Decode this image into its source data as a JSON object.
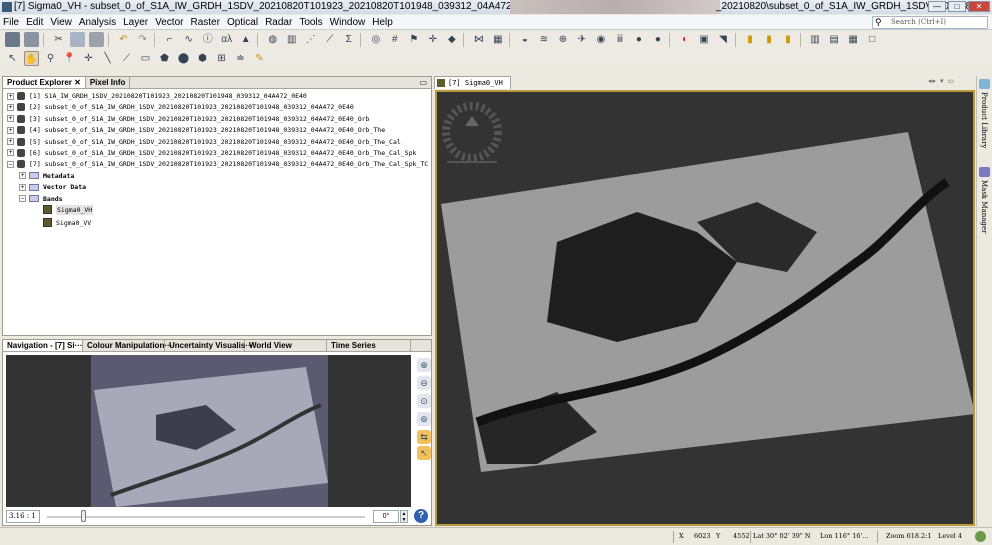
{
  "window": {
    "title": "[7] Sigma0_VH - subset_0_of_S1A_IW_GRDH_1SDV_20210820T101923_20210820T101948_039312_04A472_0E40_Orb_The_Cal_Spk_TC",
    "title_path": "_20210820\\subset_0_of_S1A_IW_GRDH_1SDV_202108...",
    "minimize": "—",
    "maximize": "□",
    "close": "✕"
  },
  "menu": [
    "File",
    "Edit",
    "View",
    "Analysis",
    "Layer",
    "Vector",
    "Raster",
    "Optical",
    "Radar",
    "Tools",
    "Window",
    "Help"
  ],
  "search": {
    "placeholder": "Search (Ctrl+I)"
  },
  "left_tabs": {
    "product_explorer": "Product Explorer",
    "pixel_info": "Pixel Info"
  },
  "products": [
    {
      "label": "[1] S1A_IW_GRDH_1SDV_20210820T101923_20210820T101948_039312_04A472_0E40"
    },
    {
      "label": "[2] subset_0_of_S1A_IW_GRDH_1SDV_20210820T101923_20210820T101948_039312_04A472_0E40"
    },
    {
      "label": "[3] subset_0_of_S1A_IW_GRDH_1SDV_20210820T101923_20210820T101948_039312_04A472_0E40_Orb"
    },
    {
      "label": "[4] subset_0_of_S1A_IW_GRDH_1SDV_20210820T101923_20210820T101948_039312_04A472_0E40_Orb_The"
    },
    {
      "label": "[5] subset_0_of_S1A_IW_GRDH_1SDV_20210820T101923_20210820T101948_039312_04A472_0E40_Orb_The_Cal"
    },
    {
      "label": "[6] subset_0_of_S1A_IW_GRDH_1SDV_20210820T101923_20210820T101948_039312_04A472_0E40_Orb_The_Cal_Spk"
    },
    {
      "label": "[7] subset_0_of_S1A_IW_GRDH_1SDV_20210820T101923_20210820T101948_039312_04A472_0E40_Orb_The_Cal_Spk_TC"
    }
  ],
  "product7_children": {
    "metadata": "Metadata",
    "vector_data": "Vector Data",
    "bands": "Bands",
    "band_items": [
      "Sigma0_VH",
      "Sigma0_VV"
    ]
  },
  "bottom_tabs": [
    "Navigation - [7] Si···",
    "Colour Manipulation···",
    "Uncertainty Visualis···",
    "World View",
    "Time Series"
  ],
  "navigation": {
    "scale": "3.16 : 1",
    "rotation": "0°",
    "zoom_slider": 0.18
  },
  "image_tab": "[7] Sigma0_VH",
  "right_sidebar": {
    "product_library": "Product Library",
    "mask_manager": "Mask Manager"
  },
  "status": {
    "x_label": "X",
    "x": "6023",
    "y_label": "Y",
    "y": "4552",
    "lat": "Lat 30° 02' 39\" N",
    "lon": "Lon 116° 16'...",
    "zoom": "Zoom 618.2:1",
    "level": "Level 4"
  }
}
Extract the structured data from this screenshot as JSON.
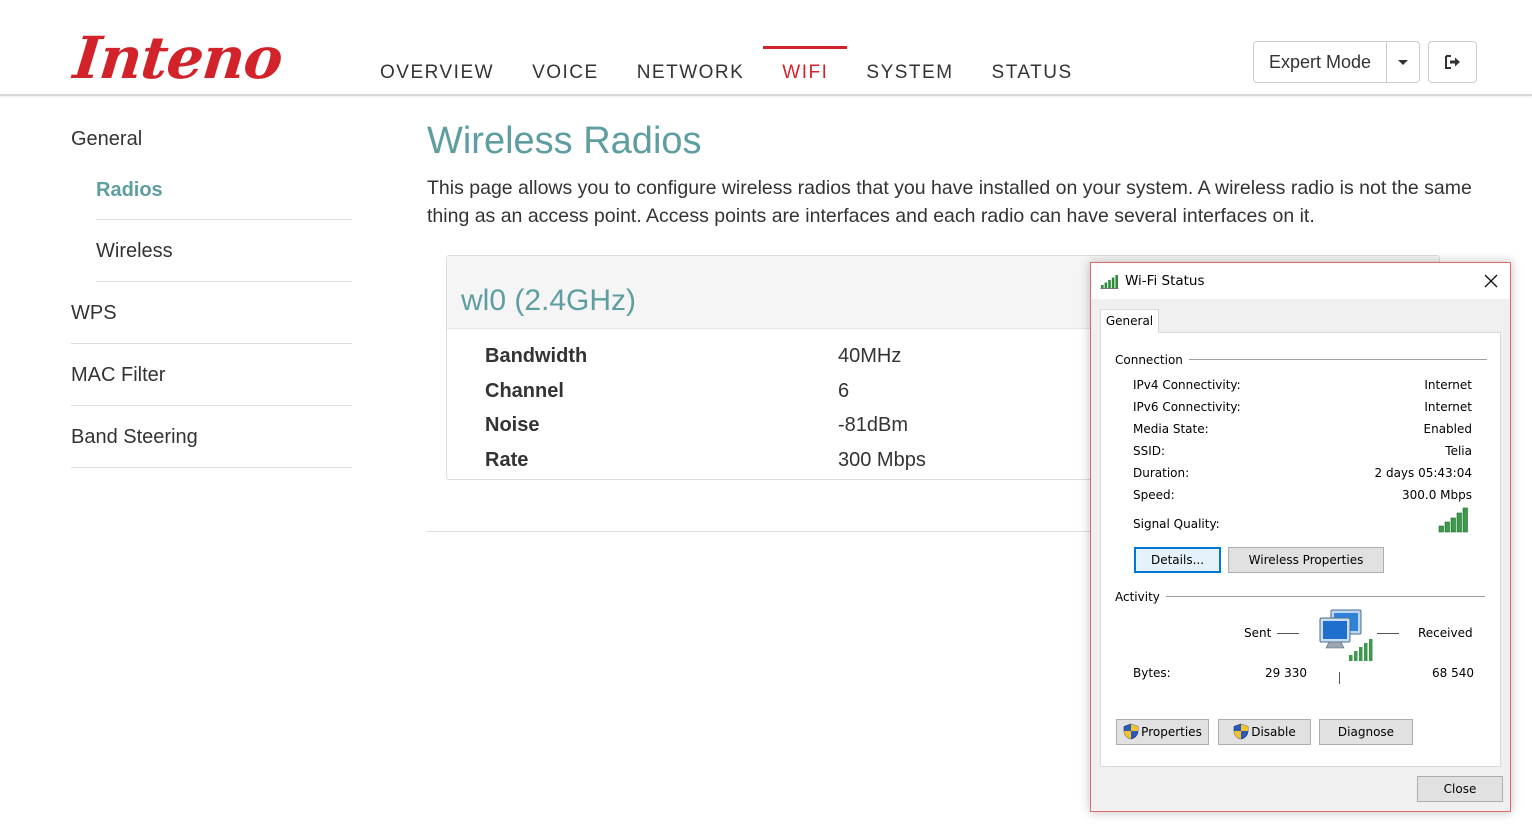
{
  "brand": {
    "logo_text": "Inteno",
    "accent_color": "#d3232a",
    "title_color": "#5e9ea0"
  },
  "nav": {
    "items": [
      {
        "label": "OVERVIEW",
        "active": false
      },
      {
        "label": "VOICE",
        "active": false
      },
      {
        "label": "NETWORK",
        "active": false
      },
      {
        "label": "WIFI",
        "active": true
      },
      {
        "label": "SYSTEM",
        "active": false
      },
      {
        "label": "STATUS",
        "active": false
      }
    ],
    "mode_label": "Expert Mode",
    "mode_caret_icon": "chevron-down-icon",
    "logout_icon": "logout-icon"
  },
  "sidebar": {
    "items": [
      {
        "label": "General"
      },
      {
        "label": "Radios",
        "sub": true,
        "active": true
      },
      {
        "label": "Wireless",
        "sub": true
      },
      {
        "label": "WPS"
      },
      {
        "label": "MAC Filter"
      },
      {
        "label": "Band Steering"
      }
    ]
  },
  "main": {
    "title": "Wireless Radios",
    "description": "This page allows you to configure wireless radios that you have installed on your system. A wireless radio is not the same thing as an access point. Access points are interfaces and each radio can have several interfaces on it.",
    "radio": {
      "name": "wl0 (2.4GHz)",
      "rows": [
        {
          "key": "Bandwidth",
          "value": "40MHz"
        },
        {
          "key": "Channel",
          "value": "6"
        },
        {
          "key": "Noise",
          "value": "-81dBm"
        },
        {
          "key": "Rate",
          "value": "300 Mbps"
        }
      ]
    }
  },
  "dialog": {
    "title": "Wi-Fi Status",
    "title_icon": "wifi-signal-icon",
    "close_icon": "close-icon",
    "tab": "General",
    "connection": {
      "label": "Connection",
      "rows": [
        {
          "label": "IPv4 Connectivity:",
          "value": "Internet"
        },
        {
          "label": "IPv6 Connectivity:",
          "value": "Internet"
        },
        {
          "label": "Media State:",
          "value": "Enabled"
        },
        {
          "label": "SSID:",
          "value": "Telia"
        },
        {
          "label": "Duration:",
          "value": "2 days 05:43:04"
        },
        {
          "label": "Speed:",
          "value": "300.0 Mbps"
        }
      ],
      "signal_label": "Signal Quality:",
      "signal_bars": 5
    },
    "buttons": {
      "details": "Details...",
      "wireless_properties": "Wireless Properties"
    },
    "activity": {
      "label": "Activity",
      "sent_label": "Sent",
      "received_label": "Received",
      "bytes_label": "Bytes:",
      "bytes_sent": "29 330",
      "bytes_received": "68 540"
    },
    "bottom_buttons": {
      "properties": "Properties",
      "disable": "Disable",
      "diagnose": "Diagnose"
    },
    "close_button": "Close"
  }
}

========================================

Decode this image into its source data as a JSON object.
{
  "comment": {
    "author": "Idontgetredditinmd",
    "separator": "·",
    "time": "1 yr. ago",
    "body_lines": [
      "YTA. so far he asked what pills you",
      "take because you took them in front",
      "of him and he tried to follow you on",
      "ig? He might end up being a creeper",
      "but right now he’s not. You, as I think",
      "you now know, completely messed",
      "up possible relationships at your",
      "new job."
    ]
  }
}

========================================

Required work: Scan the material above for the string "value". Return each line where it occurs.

Exercise solution:
          "value": "40MHz"
          "value": "6"
          "value": "-81dBm"
          "value": "300 Mbps"
          "value": "Internet"
          "value": "Internet"
          "value": "Enabled"
          "value": "Telia"
          "value": "2 days 05:43:04"
          "value": "300.0 Mbps"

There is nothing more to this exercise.